RECORD EXTRACTS>
--- --- ---
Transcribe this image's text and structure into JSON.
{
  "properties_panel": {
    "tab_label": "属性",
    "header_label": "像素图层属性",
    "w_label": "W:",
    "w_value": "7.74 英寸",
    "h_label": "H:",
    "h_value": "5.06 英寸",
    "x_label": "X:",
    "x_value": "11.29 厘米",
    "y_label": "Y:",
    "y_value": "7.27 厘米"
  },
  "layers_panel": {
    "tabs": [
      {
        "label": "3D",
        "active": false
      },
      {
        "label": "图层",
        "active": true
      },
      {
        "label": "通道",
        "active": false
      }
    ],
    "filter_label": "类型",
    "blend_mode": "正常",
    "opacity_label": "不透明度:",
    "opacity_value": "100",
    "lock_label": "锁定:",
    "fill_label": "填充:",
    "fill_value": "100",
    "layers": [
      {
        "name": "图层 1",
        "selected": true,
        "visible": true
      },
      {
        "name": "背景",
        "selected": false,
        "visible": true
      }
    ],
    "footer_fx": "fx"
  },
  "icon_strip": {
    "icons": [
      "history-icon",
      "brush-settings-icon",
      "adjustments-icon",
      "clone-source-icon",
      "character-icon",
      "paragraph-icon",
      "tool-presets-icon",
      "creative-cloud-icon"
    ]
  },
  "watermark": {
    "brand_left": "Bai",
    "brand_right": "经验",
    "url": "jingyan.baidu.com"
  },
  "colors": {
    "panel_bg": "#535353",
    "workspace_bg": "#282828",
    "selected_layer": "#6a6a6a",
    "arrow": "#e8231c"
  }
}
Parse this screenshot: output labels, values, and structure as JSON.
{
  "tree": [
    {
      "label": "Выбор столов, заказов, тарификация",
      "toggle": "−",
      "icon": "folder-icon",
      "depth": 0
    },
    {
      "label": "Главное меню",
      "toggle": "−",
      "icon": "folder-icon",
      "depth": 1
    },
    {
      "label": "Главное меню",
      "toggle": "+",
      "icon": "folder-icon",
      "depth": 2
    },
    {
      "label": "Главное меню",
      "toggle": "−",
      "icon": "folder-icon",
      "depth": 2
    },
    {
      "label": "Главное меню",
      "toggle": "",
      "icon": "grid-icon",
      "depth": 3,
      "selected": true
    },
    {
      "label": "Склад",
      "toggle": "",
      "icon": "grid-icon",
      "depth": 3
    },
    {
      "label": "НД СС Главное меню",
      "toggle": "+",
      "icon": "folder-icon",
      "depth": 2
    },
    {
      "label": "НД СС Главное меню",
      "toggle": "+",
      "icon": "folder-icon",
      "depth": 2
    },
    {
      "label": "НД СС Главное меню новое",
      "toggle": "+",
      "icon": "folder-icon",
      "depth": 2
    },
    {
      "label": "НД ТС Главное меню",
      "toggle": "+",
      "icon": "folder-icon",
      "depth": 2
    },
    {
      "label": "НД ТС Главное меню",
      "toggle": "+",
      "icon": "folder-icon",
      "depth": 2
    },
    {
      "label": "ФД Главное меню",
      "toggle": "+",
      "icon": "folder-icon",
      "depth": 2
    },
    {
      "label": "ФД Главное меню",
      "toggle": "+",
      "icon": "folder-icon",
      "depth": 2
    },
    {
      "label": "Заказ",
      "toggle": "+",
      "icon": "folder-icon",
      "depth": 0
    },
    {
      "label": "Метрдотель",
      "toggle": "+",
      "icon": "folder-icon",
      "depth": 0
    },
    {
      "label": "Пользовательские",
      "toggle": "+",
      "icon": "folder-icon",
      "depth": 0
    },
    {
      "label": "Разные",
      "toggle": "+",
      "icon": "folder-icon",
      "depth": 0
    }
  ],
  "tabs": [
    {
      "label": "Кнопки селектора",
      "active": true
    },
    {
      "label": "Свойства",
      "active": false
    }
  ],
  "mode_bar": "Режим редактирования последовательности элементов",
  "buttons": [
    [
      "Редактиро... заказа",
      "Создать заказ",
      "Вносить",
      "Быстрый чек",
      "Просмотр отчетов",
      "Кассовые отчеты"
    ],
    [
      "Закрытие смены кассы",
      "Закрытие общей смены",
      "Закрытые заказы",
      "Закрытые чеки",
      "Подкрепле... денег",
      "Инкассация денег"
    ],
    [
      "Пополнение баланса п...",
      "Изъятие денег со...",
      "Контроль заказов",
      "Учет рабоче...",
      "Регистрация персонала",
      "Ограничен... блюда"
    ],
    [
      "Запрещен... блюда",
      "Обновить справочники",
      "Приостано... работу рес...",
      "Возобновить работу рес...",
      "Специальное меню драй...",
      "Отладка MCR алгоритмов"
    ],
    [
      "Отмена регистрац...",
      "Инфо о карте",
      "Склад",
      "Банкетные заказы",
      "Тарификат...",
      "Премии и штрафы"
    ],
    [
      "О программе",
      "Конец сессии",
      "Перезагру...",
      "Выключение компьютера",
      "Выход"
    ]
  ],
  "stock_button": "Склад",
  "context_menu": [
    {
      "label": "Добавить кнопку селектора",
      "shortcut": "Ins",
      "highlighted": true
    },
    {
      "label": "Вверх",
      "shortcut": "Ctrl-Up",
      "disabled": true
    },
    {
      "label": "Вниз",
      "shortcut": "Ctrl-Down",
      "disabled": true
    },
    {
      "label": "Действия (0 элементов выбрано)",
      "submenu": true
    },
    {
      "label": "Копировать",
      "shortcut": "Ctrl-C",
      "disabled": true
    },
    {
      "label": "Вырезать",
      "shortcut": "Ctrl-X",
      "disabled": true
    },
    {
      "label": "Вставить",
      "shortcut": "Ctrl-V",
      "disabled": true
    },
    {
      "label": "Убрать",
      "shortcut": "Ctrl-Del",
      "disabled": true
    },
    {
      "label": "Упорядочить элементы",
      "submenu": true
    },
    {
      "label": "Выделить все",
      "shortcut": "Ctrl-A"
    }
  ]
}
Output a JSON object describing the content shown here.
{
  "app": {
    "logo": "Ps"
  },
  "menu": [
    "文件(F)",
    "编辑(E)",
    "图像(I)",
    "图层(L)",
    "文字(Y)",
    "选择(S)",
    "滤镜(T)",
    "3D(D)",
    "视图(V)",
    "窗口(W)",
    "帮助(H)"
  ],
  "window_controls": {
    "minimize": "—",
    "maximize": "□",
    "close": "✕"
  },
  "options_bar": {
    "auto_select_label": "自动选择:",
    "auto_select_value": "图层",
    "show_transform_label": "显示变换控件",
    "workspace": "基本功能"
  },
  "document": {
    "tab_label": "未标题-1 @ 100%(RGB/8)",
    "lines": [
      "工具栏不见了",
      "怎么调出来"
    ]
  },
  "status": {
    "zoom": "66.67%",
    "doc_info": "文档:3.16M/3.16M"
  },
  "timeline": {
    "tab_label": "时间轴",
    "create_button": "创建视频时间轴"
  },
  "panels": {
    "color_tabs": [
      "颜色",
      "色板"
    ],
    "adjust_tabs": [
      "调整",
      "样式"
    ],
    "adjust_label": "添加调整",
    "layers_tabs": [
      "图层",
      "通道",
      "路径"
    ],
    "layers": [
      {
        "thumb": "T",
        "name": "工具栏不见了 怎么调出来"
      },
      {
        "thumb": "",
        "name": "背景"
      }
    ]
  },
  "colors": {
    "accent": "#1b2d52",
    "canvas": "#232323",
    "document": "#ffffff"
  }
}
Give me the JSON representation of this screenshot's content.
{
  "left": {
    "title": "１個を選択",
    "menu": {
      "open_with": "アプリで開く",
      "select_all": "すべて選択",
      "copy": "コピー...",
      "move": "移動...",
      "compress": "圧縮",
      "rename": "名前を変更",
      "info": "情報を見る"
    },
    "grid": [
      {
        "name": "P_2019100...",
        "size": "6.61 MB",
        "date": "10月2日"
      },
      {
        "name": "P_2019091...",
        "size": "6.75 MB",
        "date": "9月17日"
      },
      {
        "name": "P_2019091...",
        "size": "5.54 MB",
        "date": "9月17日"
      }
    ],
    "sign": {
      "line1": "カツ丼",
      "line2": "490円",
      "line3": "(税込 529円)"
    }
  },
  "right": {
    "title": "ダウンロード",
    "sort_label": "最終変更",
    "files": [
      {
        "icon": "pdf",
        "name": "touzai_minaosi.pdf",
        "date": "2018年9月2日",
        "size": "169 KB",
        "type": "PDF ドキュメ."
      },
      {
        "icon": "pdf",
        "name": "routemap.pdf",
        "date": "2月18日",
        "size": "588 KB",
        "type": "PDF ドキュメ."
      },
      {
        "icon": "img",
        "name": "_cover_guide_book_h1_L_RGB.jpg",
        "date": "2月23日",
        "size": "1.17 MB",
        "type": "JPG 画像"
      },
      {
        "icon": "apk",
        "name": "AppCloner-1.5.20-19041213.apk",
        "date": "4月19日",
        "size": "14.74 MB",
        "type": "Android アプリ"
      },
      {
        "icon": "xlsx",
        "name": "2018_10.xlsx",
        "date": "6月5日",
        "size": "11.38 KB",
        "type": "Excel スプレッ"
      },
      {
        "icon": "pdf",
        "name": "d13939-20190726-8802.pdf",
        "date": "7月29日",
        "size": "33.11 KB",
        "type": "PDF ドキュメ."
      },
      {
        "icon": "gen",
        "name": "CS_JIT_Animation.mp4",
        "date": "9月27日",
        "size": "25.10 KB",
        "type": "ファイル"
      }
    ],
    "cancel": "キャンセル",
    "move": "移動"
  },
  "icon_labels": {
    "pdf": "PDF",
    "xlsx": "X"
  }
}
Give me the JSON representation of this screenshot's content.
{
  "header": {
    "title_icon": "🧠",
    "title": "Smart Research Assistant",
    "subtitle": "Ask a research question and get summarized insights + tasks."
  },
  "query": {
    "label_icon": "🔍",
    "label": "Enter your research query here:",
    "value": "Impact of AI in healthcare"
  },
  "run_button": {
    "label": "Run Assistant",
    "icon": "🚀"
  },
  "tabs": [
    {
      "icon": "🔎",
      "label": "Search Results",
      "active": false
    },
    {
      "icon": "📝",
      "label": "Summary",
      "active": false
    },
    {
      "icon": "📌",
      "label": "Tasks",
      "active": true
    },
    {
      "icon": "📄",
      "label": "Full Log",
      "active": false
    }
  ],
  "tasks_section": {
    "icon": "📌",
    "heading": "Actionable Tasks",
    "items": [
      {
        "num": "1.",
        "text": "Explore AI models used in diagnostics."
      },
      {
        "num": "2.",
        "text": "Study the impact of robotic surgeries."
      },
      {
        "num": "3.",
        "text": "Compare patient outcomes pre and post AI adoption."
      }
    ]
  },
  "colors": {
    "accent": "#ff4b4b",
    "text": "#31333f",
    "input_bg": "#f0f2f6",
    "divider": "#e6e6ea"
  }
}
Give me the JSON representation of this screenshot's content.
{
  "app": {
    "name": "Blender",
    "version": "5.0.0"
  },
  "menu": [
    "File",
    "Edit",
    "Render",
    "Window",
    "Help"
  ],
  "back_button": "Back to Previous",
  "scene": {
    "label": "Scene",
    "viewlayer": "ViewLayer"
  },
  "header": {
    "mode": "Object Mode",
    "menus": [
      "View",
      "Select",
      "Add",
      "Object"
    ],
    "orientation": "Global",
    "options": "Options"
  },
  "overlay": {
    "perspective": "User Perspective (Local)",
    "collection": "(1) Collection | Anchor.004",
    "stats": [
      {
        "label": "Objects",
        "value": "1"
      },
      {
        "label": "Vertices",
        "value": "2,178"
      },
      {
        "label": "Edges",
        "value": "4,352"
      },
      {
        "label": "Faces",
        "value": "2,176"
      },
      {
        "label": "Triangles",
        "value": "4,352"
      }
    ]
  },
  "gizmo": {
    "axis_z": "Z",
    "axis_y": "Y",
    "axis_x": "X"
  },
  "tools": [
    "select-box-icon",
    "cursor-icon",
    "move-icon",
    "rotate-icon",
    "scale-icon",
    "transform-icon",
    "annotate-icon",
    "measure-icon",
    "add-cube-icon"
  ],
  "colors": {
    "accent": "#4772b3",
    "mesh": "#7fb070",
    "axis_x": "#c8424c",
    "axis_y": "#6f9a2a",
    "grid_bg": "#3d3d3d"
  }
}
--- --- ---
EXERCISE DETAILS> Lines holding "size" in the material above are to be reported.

ANSWER BOX>
        "size": "6.61 MB",
        "size": "6.75 MB",
        "size": "5.54 MB",
        "size": "169 KB",
        "size": "588 KB",
        "size": "1.17 MB",
        "size": "14.74 MB",
        "size": "11.38 KB",
        "size": "33.11 KB",
        "size": "25.10 KB",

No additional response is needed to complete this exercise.